“If you’ve an occasion to celebrate or just fancy treating yourself to incredible food, exceptional service and the chance to wander around three acres of landscaped grounds, or even stay over in this “restaurant with rooms”, then from this reviewer at least Hipping Hall comes highly recommended.” Eilis Bottomley, Craven Herald and Pioneer.
“As my appetite splutters and momentarily dies altogether I feel a bit like a solo pilot whose engine has just cut out in the mid-Atlantic. This kind of thing is not supposed to happen to a restaurant critic – and certainly not when the cooking is this good.” Thomas Sutcliffe, The Independent.
“The dish showed up the limitations of this type of cooking – by building up multiple layers of subtle, polite flavours it can turn eating into an intellectual rather than sensual exercise, more akin to completing a crossword.” Kevin Gopal, North West Enquirer.
“Incredibly good prices for the level of service and food you are guaranteed to receive. Definitely worth a try.” Sue Riley, Lancaster Guardian
“It’s just the kind of spot that attracts a new kind of young weekender, where posh grub is an essential part of the package. Inclusion in the Mr and Mrs Smith guides establishes its remote-for-romance credentials, Lancashire Life naming hotel of the year 2006 its solider virtues.” Neil Sowerby, M.E.N.
“The ambience aided by the log fire and exposed beams. Well spaced tables with very comfortable chairs, dressed with quality cutlery, crockery and glassware.” MJL, Sugarvine.
Hipping Hall is at Cowan Bridge, Cowan Bridge, Kirkby Lonsdale, LA6 2JJ. Tel: 015242 71 187.
What do you think? Submit your own review below.
It’s been lurking in the fruit bowl for a few days now. With its patchy, mottled skin and unsymetrical shape it sure is ugly! Wanting to give it a chance to live up to its marketing slogan

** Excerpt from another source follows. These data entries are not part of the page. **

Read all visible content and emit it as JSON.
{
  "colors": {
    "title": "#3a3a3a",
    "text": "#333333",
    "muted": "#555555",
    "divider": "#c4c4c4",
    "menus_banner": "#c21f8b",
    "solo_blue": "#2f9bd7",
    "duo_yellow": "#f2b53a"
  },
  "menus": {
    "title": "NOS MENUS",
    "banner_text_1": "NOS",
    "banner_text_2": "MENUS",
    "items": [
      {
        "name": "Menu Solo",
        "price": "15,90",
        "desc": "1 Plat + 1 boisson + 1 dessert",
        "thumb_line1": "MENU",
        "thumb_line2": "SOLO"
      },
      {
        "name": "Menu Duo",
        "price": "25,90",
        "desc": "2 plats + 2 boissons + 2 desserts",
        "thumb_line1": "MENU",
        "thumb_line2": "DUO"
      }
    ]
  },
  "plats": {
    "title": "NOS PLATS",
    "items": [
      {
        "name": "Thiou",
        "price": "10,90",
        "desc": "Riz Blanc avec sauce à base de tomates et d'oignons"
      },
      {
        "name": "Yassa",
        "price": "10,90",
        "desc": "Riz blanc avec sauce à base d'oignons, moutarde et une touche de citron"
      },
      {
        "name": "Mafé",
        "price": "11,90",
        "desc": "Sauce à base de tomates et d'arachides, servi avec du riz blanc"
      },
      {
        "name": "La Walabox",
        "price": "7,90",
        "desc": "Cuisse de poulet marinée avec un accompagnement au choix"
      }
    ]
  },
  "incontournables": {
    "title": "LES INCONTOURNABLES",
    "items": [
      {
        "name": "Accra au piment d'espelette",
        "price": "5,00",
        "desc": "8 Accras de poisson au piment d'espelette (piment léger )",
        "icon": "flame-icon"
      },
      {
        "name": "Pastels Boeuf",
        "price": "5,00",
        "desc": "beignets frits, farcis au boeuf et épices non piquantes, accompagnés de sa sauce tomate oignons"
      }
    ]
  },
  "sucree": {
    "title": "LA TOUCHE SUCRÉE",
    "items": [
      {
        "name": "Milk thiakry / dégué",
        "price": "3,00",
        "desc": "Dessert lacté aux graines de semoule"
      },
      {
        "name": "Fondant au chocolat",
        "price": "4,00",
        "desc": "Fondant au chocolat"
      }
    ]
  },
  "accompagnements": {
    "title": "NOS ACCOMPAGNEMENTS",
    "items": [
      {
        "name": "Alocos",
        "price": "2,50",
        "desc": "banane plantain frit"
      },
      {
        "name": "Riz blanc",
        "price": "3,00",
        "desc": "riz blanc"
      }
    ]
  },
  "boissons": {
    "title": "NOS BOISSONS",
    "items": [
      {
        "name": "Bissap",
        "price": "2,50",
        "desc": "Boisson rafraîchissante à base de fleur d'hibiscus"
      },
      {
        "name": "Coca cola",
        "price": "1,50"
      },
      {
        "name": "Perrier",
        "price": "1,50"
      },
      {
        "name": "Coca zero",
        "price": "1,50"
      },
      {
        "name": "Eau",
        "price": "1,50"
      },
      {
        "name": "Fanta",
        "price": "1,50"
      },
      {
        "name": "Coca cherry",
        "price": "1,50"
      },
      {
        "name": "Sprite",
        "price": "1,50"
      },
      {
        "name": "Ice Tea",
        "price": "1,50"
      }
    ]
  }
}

“The Affliction is only Skin Deep so the Beauty is in the Eating “
I purchased my first ugli fruit at my local grocers and today finally plucked up courage to eat it.
Hailing all the way from Jamaica it’s a cross between a tangerine and a grapefruit – a tengelo. Apparently it’s not pronouced as ugly there.
The fruit even has it’s own website. My verdict: it’s a lot sweeter than grapefruit and doesn’t have the depth of flavour of either of its parents. Almost a little watery. Certainly not offensive but just not very forceful.
Was I just unlucky with this one specimen or is that what they’re always like? I’d be interested to hear from any ugli connousieurs out there.